Osher Lifelong Learning Institute

at the University of Massachusetts Boston

Maps & Directions

Psychology and Sociology

Fall 2013

  • Let’s Talk About Three Elephants in the Room: Ageism, Ableism and Heterosexism

    Day: 6 Wednesdays
    Time: 1:15-2:45 p.m.
    Dates: 9/11-10/16
    Location: UMass Boston, McCormack Bldg., 3rd FL., Room 201
    Facilitator: Maura Albert & Diane McCormack
    Description: People in our American culture are often reluctant to talk about aging, physical or mental disabilities, and sexual orientation. Societal, institutional and individual beliefs and practices give privilege to people who are young, meet certain standards of fitness and are heterosexual. Through questionnaires, videos, speakers and discussion, this course seeks to explore these “elephants in the room.” The goal is to discuss stereotypes, expand knowledge and improve comfort levels around these three topics, as well as to see similarities in the issues surrounding them. This is a participatory type of course which will be based on confidentiality, trying on new ideas, feeling good about yourself and using a sense of humor to discuss tough topics. All you need to bring is your smile and your open mind.

  • Who’s Afraid of the Big, Bad Reaper? And Why is He So Grim?: Personal Chats on Death and Dying

    Day: 6 Mondays
    Time: 10-11:30 a.m.
    Dates: 9/16-10/28 (no class on 10/14)
    Location: UMass Boston, McCormack Bldg., 3rd FL., Room 204A
    Facilitator: Rob Weiser
    Description: There are too few opportunities to reflect on our inevitable demise, to be exposed to new information and thinking, and to discuss and share our fears and beliefs with peers. This course provides a safe and supportive setting for participants to glean a greater awareness of their attitudes and feelings around issues of critical illness, death, and grief. The course is very interactive and participants are expected to be open-minded and respectful of other viewpoints. Class size is limited to 15 students.
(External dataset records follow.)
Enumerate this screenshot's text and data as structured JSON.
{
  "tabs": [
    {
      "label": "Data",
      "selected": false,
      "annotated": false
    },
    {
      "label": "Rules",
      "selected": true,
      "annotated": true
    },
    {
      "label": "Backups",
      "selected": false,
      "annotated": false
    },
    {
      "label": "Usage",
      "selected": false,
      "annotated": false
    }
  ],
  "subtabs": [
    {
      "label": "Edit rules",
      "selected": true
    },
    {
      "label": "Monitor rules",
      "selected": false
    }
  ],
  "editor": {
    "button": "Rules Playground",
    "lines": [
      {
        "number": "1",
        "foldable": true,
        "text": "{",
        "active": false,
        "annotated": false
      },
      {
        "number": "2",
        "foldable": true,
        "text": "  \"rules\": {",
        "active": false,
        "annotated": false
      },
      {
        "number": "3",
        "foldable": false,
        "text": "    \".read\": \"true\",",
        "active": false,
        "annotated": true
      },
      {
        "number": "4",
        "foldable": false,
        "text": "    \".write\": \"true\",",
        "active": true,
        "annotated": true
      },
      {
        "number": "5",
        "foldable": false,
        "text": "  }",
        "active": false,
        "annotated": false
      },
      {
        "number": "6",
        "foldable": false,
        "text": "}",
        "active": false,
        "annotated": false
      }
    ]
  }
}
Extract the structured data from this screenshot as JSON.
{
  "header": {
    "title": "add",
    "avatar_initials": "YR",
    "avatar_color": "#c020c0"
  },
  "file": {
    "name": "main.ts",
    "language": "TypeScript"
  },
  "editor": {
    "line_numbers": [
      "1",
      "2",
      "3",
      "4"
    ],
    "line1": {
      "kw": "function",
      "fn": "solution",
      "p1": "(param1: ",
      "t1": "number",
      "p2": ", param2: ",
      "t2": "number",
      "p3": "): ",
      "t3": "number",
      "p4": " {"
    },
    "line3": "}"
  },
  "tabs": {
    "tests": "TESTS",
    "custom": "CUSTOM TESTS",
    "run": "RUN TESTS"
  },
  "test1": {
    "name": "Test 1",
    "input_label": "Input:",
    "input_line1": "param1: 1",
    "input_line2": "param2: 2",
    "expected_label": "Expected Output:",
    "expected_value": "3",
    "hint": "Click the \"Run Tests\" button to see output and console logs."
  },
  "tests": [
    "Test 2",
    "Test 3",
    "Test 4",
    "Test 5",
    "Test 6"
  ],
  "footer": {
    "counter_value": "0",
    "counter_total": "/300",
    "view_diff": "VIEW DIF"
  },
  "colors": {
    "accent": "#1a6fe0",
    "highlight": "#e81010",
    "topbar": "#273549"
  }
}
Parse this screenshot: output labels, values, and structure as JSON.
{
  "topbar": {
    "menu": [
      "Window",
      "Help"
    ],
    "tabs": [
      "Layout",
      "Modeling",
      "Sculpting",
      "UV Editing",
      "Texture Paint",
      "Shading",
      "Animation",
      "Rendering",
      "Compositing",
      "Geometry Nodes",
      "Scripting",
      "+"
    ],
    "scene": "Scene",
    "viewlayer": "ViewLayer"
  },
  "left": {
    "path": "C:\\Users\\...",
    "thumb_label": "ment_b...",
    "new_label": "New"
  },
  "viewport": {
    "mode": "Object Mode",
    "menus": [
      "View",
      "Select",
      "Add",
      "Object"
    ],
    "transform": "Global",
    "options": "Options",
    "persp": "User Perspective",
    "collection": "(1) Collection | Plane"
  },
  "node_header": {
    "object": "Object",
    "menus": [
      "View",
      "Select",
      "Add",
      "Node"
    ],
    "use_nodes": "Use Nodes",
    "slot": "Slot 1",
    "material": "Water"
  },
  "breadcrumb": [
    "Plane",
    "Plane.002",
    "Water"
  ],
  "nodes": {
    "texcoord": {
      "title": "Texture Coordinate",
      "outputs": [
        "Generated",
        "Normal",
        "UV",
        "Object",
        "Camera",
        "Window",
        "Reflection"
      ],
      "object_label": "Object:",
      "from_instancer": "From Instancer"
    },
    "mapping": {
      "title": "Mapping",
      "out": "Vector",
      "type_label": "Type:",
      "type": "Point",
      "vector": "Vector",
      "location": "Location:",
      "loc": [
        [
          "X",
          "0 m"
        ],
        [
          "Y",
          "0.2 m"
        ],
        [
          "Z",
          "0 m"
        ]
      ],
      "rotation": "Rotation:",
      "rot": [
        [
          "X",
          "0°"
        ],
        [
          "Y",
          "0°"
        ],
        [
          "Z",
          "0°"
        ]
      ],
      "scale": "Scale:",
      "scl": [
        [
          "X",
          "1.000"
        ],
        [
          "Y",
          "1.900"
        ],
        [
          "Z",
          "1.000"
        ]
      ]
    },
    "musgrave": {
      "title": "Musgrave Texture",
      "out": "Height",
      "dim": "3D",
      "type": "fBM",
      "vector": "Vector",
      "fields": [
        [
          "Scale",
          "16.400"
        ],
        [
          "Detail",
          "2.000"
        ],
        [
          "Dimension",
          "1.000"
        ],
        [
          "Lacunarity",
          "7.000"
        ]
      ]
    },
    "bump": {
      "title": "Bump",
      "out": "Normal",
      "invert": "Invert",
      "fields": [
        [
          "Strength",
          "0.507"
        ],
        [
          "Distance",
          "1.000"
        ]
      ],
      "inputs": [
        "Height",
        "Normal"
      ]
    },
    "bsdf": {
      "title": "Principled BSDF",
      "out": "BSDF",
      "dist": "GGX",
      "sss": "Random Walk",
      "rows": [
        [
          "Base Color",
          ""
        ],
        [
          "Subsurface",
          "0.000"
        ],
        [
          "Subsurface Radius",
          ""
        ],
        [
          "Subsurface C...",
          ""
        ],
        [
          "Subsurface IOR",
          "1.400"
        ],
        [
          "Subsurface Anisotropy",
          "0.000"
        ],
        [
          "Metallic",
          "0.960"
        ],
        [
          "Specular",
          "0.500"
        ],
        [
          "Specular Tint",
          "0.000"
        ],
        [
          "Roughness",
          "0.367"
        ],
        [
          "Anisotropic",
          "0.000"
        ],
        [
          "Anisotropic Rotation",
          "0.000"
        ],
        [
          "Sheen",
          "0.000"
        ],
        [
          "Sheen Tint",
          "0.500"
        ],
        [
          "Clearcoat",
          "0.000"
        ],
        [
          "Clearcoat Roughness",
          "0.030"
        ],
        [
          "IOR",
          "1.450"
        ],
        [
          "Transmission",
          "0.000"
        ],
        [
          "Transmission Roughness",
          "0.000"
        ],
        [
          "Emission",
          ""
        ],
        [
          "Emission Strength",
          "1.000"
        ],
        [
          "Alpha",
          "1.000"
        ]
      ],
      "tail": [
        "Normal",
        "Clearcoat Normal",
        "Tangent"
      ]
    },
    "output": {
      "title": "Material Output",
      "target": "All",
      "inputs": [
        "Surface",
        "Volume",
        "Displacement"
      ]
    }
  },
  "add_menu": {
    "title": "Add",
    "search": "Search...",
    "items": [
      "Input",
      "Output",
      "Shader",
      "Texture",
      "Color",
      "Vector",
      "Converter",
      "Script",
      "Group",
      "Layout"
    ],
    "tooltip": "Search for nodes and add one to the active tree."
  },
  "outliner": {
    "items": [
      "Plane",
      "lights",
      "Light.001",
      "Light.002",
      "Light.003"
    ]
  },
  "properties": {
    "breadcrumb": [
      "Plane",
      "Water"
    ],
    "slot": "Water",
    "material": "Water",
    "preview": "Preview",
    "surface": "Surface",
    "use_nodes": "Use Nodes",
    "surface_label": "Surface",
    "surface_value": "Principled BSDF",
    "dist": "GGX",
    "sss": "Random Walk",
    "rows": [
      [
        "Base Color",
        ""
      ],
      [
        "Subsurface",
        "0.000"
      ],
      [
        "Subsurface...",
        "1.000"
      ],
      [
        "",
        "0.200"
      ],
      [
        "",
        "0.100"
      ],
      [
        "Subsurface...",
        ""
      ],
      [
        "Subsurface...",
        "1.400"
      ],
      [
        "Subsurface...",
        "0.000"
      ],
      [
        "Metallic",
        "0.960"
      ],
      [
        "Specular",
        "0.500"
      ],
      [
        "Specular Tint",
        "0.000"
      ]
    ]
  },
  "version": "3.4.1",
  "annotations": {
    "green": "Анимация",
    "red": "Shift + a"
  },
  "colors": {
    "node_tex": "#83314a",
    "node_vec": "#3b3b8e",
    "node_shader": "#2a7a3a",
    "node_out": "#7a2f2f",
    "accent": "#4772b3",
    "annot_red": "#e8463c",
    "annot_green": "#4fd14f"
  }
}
  • Social Change Explorers’ Workshop

    Day: 6 Thursdays
    Time: 10-11:30 a.m.
    Dates: 9/19-10/24
    Location: UMass Boston, McCormack Bldg., 3rd FL., Room 201
    Facilitator: Jeremy Szteiter
    Description: Is there some social issue that you’re curious about? Do you care about the environment, health care, education, economy, arts and culture, human rights, social justice? Be a Social Change Explorer! In this workshop, each participant will be encouraged to choose a topic or area that you don’t know very well but would like to learn about, and through a series of creative activities and discussions in class, you’ll explore your topic to deepen your understanding of what it means to be an “agent of social change.” At the end of the workshop, you’ll know more about your own and other topics, and you’ll have a sense of next steps for learning, action, and connecting with community resources.

  • Ageism: Social/Political Implications and Dispelling Aging Myths

    Day: 5 Fridays
    Time: 10-11:30 a.m.
    Dates: 10/25-11/22
    Location: UMass Boston, McCormack Bldg., 3rd FL., Room 204A
    Facilitator: Jenn Ingle
    Description: “Well, what do you expect at your age?” “You’re not getting any younger.” Statements like these are common place when referring to older persons in America. Using current writings, media examples and interactive class discussions, this course will focus on defining and recognizing the overt and subtle forms of biological, social, psychological and political aspects of ageism in the U.S. The course will also focus on learning about current effort to fight ageism.

  • Self-Help in Modern Times: A Primer

    Day: 3 Wednesdays
    Time: 1:15-2:45 p.m.
    Dates: 10/30-11/13
    Location: UMass Boston, McCormack Bldg., 3rd FL., Room 201
    Facilitator: Patricia Delval
    Description: Millions of self-help books have been written with the goal of assisting us to become the best we can be. This course will introduce some of them in the physical health, emotional health and spiritual health arenas: Andrew Weil, Dr. Oz, Joel Fuhrman, Sarah Ban Breathnach, Wayne Dyer, Thich Naht Hanh, Eckhart Tolle, Mark Nepo, Deepak Chopra, Tony Robbins. Students may suggest additional gurus to be discussed in the later sessions of the course. The goal of this participatory course is to introduce or re-introduce students to the main focus areas and beliefs of various modern self-help gurus in order to direct them to those in whom they will be most interested.